→ **YOUR OBJECTIVE**: Each entry here needs to be given again exactly.

→ **Collected data entries**:
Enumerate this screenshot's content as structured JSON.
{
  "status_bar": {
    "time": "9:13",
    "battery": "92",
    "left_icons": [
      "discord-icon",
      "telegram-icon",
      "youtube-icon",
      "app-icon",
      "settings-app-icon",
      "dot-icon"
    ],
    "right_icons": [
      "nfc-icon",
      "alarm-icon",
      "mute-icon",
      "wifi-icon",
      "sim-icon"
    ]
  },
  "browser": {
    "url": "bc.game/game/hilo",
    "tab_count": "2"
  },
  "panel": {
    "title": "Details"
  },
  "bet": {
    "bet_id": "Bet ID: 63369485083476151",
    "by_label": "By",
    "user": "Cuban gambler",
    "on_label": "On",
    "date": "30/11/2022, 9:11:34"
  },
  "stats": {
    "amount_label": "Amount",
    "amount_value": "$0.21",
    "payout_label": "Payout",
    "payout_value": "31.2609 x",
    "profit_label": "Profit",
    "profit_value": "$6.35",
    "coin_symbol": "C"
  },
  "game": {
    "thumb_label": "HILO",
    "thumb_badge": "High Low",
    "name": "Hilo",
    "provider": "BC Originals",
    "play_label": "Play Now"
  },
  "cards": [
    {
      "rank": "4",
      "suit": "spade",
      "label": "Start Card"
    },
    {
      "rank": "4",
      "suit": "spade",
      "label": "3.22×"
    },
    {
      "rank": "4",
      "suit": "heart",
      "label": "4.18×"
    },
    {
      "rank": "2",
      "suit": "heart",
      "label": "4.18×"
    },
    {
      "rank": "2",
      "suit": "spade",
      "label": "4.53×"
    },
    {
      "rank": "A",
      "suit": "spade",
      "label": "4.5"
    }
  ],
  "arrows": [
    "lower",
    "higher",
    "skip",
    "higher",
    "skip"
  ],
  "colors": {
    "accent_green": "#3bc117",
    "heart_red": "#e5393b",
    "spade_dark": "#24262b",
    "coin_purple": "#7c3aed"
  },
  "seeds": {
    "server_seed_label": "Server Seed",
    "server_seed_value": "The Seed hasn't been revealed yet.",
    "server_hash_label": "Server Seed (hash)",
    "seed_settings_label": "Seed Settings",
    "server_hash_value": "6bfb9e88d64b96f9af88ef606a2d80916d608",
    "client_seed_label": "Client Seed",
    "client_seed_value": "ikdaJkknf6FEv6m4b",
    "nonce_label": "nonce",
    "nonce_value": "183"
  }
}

→ **ANSWER TO THIS EXERCISE**:
Enumerate this screenshot's content as structured JSON.
{
  "status_bar": {
    "time": "9:13",
    "battery": "92",
    "left_icons": [
      "discord-icon",
      "telegram-icon",
      "youtube-icon",
      "app-icon",
      "settings-app-icon",
      "dot-icon"
    ],
    "right_icons": [
      "nfc-icon",
      "alarm-icon",
      "mute-icon",
      "wifi-icon",
      "sim-icon"
    ]
  },
  "browser": {
    "url": "bc.game/game/hilo",
    "tab_count": "2"
  },
  "panel": {
    "title": "Details"
  },
  "bet": {
    "bet_id": "Bet ID: 63369485083476151",
    "by_label": "By",
    "user": "Cuban gambler",
    "on_label": "On",
    "date": "30/11/2022, 9:11:34"
  },
  "stats": {
    "amount_label": "Amount",
    "amount_value": "$0.21",
    "payout_label": "Payout",
    "payout_value": "31.2609 x",
    "profit_label": "Profit",
    "profit_value": "$6.35",
    "coin_symbol": "C"
  },
  "game": {
    "thumb_label": "HILO",
    "thumb_badge": "High Low",
    "name": "Hilo",
    "provider": "BC Originals",
    "play_label": "Play Now"
  },
  "cards": [
    {
      "rank": "4",
      "suit": "spade",
      "label": "Start Card"
    },
    {
      "rank": "4",
      "suit": "spade",
      "label": "3.22×"
    },
    {
      "rank": "4",
      "suit": "heart",
      "label": "4.18×"
    },
    {
      "rank": "2",
      "suit": "heart",
      "label": "4.18×"
    },
    {
      "rank": "2",
      "suit": "spade",
      "label": "4.53×"
    },
    {
      "rank": "A",
      "suit": "spade",
      "label": "4.5"
    }
  ],
  "arrows": [
    "lower",
    "higher",
    "skip",
    "higher",
    "skip"
  ],
  "colors": {
    "accent_green": "#3bc117",
    "heart_red": "#e5393b",
    "spade_dark": "#24262b",
    "coin_purple": "#7c3aed"
  },
  "seeds": {
    "server_seed_label": "Server Seed",
    "server_seed_value": "The Seed hasn't been revealed yet.",
    "server_hash_label": "Server Seed (hash)",
    "seed_settings_label": "Seed Settings",
    "server_hash_value": "6bfb9e88d64b96f9af88ef606a2d80916d608",
    "client_seed_label": "Client Seed",
    "client_seed_value": "ikdaJkknf6FEv6m4b",
    "nonce_label": "nonce",
    "nonce_value": "183"
  }
}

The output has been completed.